Head of the civil service Sir William Armstrong – the son of two Salvation Army officers whose influence was so prevalent he was publicly dubbed the “deputy prime minister” – tried stopping it. He wrote a personal message to civil servants instructing them not to strike.
A backlash ensued. Some DHSS staff walked out; and opposition MPs accused Armstrong of implied threats and demanded the letter’s withdrawal. The Ministry of Defence CPSA branch at Donnington even burned theirs in a ceremony around the departmental incinerator; they learnt that their printer colleagues had been asked to leave their jobs so that soldiers could print a top-secret document for issue.
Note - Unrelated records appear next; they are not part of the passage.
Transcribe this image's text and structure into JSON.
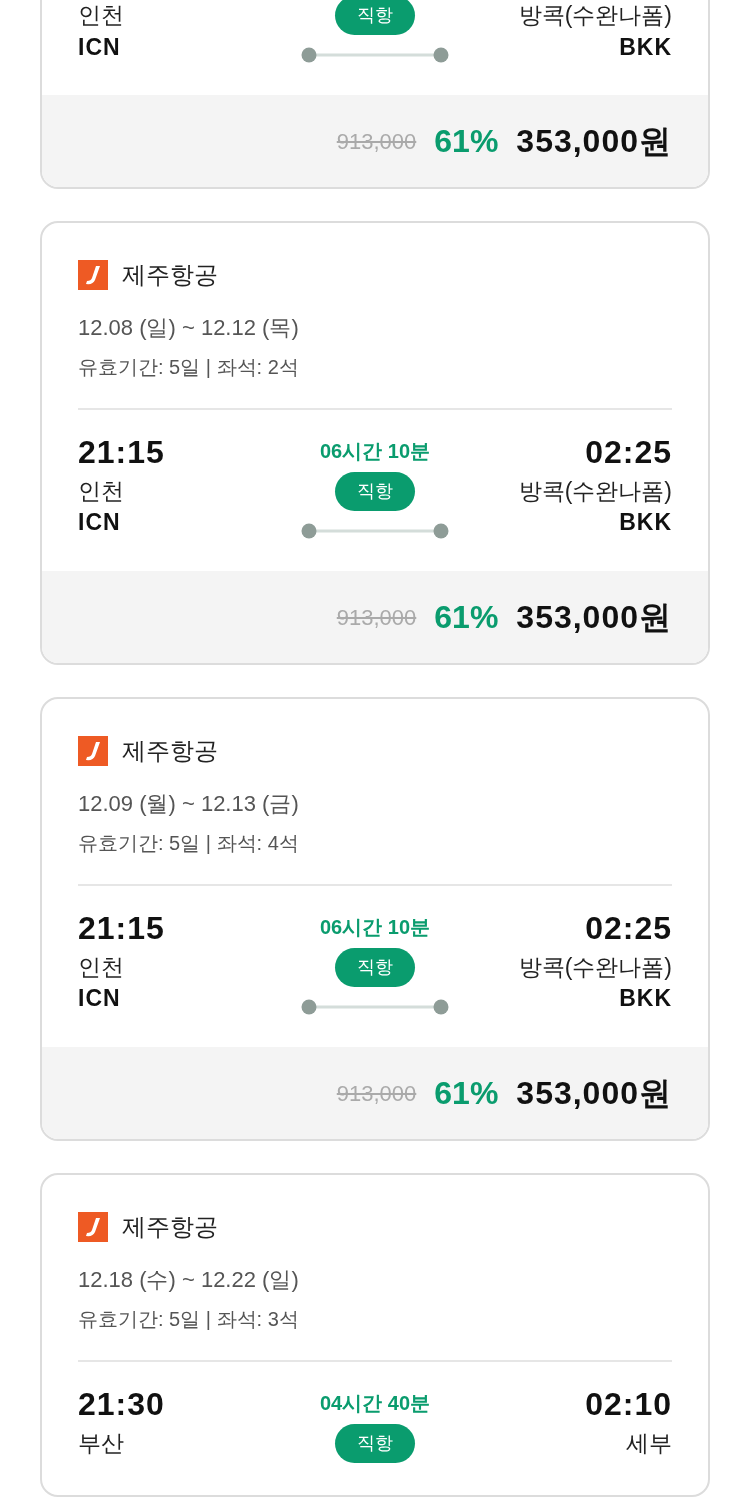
{
  "flights": [
    {
      "origin_city": "인천",
      "origin_code": "ICN",
      "badge": "직항",
      "dest_city": "방콕(수완나폼)",
      "dest_code": "BKK",
      "original_price": "913,000",
      "discount": "61%",
      "price": "353,000원"
    },
    {
      "airline": "제주항공",
      "dates": "12.08 (일) ~ 12.12 (목)",
      "validity": "유효기간: 5일 | 좌석: 2석",
      "depart_time": "21:15",
      "duration": "06시간 10분",
      "arrive_time": "02:25",
      "origin_city": "인천",
      "origin_code": "ICN",
      "badge": "직항",
      "dest_city": "방콕(수완나폼)",
      "dest_code": "BKK",
      "original_price": "913,000",
      "discount": "61%",
      "price": "353,000원"
    },
    {
      "airline": "제주항공",
      "dates": "12.09 (월) ~ 12.13 (금)",
      "validity": "유효기간: 5일 | 좌석: 4석",
      "depart_time": "21:15",
      "duration": "06시간 10분",
      "arrive_time": "02:25",
      "origin_city": "인천",
      "origin_code": "ICN",
      "badge": "직항",
      "dest_city": "방콕(수완나폼)",
      "dest_code": "BKK",
      "original_price": "913,000",
      "discount": "61%",
      "price": "353,000원"
    },
    {
      "airline": "제주항공",
      "dates": "12.18 (수) ~ 12.22 (일)",
      "validity": "유효기간: 5일 | 좌석: 3석",
      "depart_time": "21:30",
      "duration": "04시간 40분",
      "arrive_time": "02:10",
      "origin_city": "부산",
      "badge": "직항",
      "dest_city": "세부"
    }
  ]
}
This turned out to be Armstrong’s very letter!
The strike went ahead just days later. Many went to London to protest outside the main ministerial departments. Union official Roger Willson-Pepper provided the press picture of the day when he picketed at London’s Somerset House in a pin-stripe suit, smart mackintosh, brolly, brief case and donning a bowler hat under the placard “CPSA demands fair pay”.
Not everyone came out and the other civil service unions didn’t provide support. However, this single day of action made a mark. Smugglers enjoyed a successful day swanning through unmanned customs counters, some openly carrying cameras and radios which were due duties. An honesty box at Heathrow airport hadn’t proved effective.
Unprecedented civil service feeling also moved the then-Civil Service Department and its second permanent secretary Ian Bancroft to establish a July 1973 review examining civil service discontent.
Bancroft, a grammar school scholarship boy at Oxford and a wartime captain, cared deeply about civil service morale and conditions.
His no-nonsense 1975 Wider Issues Review found that “civil servants feel that they have been mucked about a lot in the last five or ten years” and pushed for wide-ranging improvements including in facilities, departmental communication and flexible working. More regional DHSS press officers were even recruited to counter an “unduly bad press” from various newspapers.
A pay agreement had meanwhile been reached in December 1974, but Bancroft still warned that “the most important thing for the wellbeing of the service is to keep its pay right”.
And so it proved with pay causing other significant strikes in 1979 under James Callaghan and in 1981 under Margaret Thatcher, which lasted for 21 weeks.
After the 1973 strike, Kendall went on to become the general secretary of the Council of Civil Service Unions in 1976.
William Armstrong, in contrast, suffered from his own working conditions of stress a year later. Amid concerns that the Soviet Union was winning the Cold War, he stripped off his clothes one day in a Downing Street office, lay down on the floor and declared that the world was going to pot. He retired shortly afterwards to become chairman of the Midland Bank.
The 1973 strike highlighted the crucial importance all civil servants play in carrying out government practice and policy, which is even more the case in today’s complexity. Ministers might want to heed Bancroft’s 1970s advice to them to recognise their “responsibility as employers” and help “avoid discrimination against the public service in the application of their economic and social policies”.
Andrew Southam is a freelance history correspondent and writer